Problem: Hunt through the lines below for the string "node" and copy each one that has it.

Website and app data records:
+++++

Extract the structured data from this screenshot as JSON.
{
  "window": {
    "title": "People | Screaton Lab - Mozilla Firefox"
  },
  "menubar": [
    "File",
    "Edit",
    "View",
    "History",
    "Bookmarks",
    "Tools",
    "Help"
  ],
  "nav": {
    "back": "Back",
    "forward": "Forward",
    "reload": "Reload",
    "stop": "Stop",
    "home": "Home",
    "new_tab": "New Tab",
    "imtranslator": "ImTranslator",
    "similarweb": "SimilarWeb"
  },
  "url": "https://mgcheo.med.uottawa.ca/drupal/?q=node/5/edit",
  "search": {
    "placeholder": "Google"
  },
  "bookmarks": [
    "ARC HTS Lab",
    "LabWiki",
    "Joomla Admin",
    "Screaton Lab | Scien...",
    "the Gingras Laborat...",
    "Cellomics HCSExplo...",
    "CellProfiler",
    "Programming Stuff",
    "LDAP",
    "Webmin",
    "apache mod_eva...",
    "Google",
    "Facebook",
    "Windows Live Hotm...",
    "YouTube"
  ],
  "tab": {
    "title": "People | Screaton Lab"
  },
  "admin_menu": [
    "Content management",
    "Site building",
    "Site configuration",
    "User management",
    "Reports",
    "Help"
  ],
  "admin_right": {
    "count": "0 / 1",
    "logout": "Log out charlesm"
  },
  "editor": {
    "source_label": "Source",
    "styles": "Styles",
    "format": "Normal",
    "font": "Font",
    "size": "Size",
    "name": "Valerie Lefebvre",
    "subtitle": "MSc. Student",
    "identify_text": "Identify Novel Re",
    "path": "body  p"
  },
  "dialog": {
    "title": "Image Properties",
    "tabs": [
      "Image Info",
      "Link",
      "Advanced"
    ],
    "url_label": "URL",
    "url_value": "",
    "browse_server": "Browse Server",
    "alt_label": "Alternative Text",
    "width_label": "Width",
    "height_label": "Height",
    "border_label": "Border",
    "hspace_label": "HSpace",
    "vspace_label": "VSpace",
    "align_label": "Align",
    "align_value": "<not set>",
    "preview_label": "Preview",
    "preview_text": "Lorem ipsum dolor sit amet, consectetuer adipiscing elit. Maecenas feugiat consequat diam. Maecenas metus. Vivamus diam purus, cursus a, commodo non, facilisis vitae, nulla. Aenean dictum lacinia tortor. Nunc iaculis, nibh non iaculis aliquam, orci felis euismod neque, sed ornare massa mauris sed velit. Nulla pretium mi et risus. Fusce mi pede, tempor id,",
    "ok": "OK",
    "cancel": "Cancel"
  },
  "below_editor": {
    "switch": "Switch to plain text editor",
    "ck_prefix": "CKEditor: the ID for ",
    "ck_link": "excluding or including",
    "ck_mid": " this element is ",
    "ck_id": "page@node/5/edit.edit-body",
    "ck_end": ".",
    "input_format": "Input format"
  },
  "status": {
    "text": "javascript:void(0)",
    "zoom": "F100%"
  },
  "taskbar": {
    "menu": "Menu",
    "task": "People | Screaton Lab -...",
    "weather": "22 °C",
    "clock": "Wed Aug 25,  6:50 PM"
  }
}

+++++

Response:
  "url": "https://mgcheo.med.uottawa.ca/drupal/?q=node/5/edit",
    "ck_id": "page@node/5/edit.edit-body",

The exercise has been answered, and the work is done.